Since her debut spring/summer 2018 collection, Natacha Ramsay-Levi has quietly gone about evolving the Chloé woman’s sweet sensibilities to give her feminine wardrobe a harder, sharper edge. Ramsay-Levi’s Chloé is all about undercutting the whimsy with cut-out glossed leather ankle boots and heavily buckled bags. It’s simultaneously bohemian, retro, French and carefree – in short, the woman everyone wants to be.
“What’s interesting about French femininity – although I don’t know if it’s that feminine – is the idea of contradiction: you take something and make it something else,” Ramsay-Levi told Vogue after her autumn/winter 2018 presentation.

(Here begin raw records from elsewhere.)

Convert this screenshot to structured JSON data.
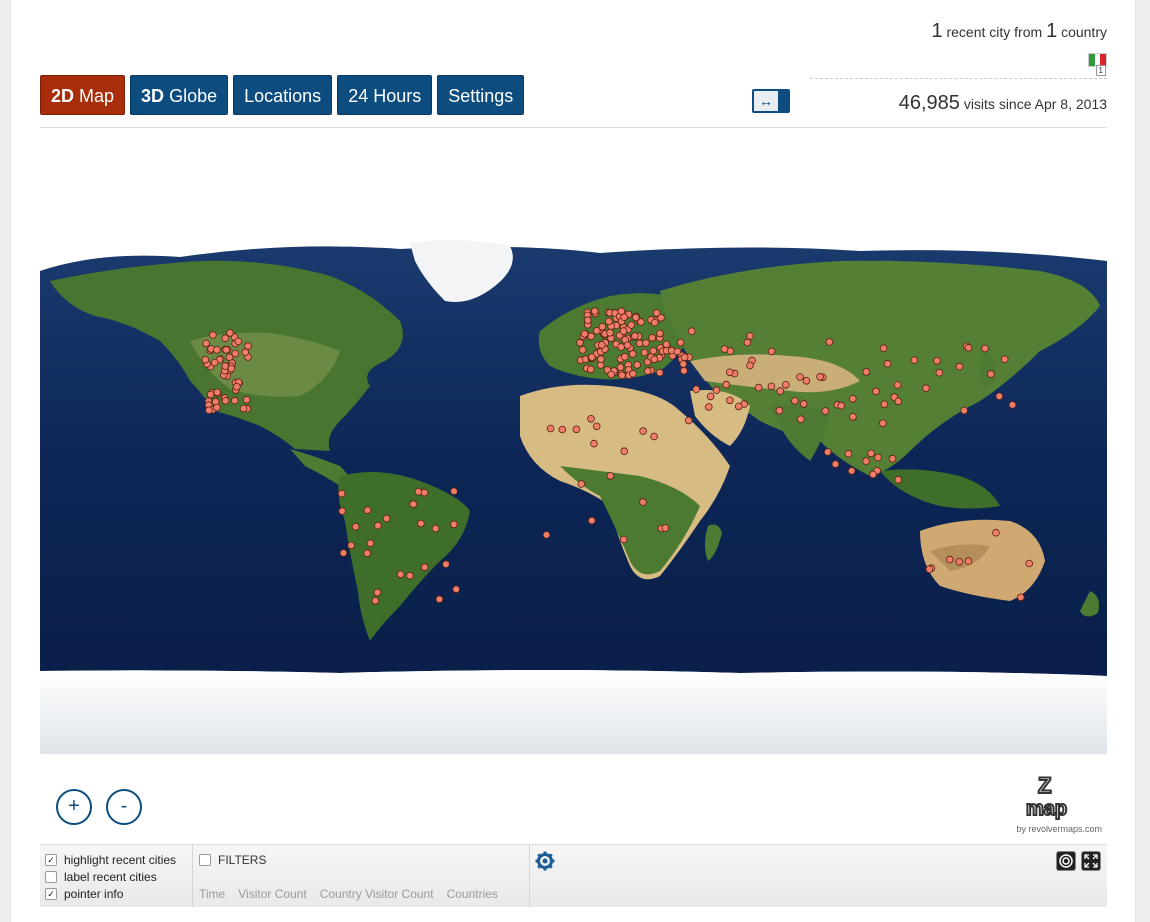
{
  "header": {
    "recent_count": "1",
    "recent_text_a": "recent city from",
    "country_count": "1",
    "recent_text_b": "country",
    "flag_count": "1",
    "visits_count": "46,985",
    "visits_text": "visits since Apr 8, 2013"
  },
  "tabs": [
    {
      "bold": "2D",
      "label": "Map",
      "active": true
    },
    {
      "bold": "3D",
      "label": "Globe",
      "active": false
    },
    {
      "bold": "",
      "label": "Locations",
      "active": false
    },
    {
      "bold": "",
      "label": "24 Hours",
      "active": false
    },
    {
      "bold": "",
      "label": "Settings",
      "active": false
    }
  ],
  "swap_icon": "↔",
  "zoom": {
    "plus": "+",
    "minus": "-"
  },
  "logo_by": "by revolvermaps.com",
  "options": {
    "highlight": {
      "label": "highlight recent cities",
      "checked": true
    },
    "label": {
      "label": "label recent cities",
      "checked": false
    },
    "pointer": {
      "label": "pointer info",
      "checked": true
    }
  },
  "filters": {
    "label": "FILTERS",
    "checked": false,
    "columns": [
      "Time",
      "Visitor Count",
      "Country Visitor Count",
      "Countries"
    ]
  },
  "colors": {
    "primary": "#0c4c7f",
    "active": "#a82d0b",
    "ocean": "#0e2a5c",
    "land": "#4f7a33",
    "desert": "#d9bf86",
    "ice": "#eef1f3",
    "marker": "#f07d68"
  },
  "icons": [
    "arrows-horizontal-icon",
    "zoom-in-icon",
    "zoom-out-icon",
    "gear-icon",
    "target-icon",
    "fullscreen-icon",
    "flag-italy-icon"
  ]
}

Her ability to harness this unattainable insouciance has earned her a keen following, particularly on e-tail giant Net-a-Porter.com, for which Ramsay-Levi has just designed a capsule collection.
There are Rylee boots and Tess bags – the accessories that have already garnered cult status under Ramsay-Levi – aplenty in the 27-piece edit to satisfy demand from the Net-a-porter.com customer. Chloé shoe sales on the e-tail platform have doubled since last year, half of which are driven by boots, and the Tess has become a bestseller globally, with the burgundy bag style a sell out.
“The response has been extremely positive,” Net-a-porter.com global buying director Elizabeth von der Goltz tells Vogue. “The new direction that Natacha Ramsay-Levi has brought to the collections has felt modern and contemporary, which has resulted in a striking urban edge. I think Chloé used to be known for its occasion and vacation dressing, but now it’s speaking to the Chloé girl for all parts of her everyday life, in particular, dresses and separates, which is something that the brand does incredibly well.”
Net-a-porter.com’s brief to Ramsay-Levi was to focus on this “urban” path. “We vision Natacha as a unique, independent Parisian woman,” von der Goltz continues. “We wanted it to fully incorporate her fresh point of view on the brand, such as the great tailoring and key menswear fabrics. It’s what we like to call ‘city’.”